US4894455 *Feb 18, 1987Jan 16, 1990National Research Development CorporationPharmaceutically active zinc complexes
US5104865 *Sep 1, 1989Apr 14, 1992National Research Development CorporationIron complexes of hydroxypyridones useful for treating iron overload
US5177068 *May 8, 1989Jan 5, 1993National Research Development CorporationPharmaceutical compositions
US6475526Jun 5, 2001Nov 5, 2002Jeffrey B. SmithZinc containing compositions for anti-viral use
US6730329Feb 26, 2002May 4, 2004Jeffrey B. SmithZinc containing compositions for anti-viral use
US6855341Nov 4, 2002Feb 15, 2005Jeffrey B. SmithAnti-viral compositions and methods of making and using the anti-viral compositions
US7462369Jul 7, 2004Dec 9, 2008Jeffrey B. SmithAnti-viral compositions and methods of making and using the anti-viral compositions
US20040086575 *Nov 4, 2002May 6, 2004Smith Jeffrey B.Anti-viral compositions and methods of making and using the anti-viral compositions
US20040176454 *Mar 6, 2003Sep 9, 2004Arthur VanmoorMethod of treating an infection
US20080274209 *Jul 15, 2008Nov 6, 2008Integritas Pharma, Inc.Methods of treating inflammation

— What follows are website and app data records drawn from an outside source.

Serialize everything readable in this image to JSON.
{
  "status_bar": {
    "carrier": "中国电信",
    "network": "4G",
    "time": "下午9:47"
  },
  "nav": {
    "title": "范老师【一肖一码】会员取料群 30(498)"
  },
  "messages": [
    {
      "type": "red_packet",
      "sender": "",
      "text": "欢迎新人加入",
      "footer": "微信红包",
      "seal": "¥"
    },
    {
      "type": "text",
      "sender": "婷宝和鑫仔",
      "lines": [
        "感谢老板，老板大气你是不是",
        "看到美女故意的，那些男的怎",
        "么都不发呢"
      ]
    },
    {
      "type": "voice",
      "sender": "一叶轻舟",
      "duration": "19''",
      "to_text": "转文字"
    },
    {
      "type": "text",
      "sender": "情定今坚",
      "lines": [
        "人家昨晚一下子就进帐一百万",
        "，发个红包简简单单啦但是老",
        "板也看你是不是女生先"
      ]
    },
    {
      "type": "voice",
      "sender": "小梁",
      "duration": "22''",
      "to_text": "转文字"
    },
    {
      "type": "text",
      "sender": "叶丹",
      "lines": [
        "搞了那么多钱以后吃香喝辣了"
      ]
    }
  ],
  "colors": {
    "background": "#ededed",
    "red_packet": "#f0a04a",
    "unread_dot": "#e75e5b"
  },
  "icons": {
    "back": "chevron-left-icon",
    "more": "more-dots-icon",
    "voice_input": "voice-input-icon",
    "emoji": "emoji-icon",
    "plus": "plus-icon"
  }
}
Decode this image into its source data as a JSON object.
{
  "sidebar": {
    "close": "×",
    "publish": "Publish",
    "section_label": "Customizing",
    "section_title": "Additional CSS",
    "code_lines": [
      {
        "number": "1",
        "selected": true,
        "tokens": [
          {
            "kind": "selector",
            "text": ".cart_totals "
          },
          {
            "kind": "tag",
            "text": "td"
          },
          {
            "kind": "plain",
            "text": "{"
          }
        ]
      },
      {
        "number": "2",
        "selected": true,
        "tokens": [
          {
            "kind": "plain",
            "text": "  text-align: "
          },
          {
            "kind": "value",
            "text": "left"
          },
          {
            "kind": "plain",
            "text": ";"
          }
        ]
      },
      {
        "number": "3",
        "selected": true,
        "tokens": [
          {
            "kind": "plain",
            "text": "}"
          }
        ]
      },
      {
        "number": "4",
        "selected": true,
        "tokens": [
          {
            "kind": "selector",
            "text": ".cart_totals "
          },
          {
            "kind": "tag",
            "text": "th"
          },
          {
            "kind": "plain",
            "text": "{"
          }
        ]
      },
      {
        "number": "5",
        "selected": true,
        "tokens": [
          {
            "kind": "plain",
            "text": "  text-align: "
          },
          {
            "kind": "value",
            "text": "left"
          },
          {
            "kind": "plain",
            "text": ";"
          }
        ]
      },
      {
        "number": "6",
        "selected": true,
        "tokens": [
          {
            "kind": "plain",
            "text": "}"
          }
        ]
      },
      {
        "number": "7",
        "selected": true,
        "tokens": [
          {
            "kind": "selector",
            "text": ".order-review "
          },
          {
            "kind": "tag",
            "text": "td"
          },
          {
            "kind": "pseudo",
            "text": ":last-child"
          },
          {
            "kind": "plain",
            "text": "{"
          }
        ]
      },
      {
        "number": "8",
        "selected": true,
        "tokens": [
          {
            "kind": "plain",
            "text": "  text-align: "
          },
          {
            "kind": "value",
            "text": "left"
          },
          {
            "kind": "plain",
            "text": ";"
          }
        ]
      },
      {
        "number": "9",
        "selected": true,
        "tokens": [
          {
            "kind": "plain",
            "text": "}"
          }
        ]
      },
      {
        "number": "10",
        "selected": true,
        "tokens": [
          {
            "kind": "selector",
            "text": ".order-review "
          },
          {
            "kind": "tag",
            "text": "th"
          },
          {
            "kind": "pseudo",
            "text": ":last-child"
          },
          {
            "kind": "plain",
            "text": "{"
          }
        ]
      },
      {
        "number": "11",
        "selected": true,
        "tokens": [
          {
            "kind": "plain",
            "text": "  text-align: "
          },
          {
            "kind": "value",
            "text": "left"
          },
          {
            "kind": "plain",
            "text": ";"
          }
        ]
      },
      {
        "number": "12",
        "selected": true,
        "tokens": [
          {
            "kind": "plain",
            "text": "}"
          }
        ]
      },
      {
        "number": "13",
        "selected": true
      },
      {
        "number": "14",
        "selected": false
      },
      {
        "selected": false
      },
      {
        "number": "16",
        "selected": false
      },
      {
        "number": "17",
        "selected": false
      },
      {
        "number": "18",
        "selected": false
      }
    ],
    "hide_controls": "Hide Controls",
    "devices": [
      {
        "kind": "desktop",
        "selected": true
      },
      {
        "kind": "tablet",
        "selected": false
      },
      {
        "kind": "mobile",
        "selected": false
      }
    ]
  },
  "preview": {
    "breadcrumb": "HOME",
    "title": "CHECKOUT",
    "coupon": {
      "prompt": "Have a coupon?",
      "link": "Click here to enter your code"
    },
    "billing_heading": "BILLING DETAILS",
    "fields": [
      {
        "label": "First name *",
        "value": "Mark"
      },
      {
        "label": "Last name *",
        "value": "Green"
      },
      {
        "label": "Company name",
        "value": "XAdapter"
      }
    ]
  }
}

US20090176743 *Jul 31, 2006Jul 9, 2009Priscilla SchafferMethods for treating or preventing reactivation of a latent herpesvirus infection
EP0048473A1 *Sep 18, 1981Mar 31, 1982Doron Dr. GarfinkelA novel pharmaceutical composition containing zinc salts
EP0145228A1 *Oct 31, 1984Jun 19, 1985National Research Development CorporationPharmaceutical compositions
EP0372676A1 *Jun 7, 1989Jun 13, 1990Spyros CarantinosTherapeutic preparation and method
EP0872248A2 *May 2, 1986Oct 21, 1998Access Pharmaceuticals, Inc.Pharmaceutical vehicles for reducing transdermal flux
EP0872248A3 *May 2, 1986Apr 28, 2004Access Pharmaceuticals, Inc.Pharmaceutical vehicles for reducing transdermal flux
WO1986006586A1 *May 2, 1986Nov 20, 1986Chemex Pharmaceuticals, Inc.Pharmaceutical vehicles for recucing transdermal flux
WO2007016450A2 *Jul 31, 2006Feb 8, 2007Beth Israel Deaconess Medical CenterMethods for treating or preventing reactivation of a latent herpesvirus infection
WO2007016450A3 *Jul 31, 2006Sep 7, 2007Beth Israel HospitalMethods for treating or preventing reactivation of a latent herpesvirus infection
Classifications
U.S. Classification514/494, 424/643
International ClassificationA61K31/315, A61K33/30
Cooperative ClassificationA61K31/315, A61K33/30
European ClassificationA61K33/30, A61K31/315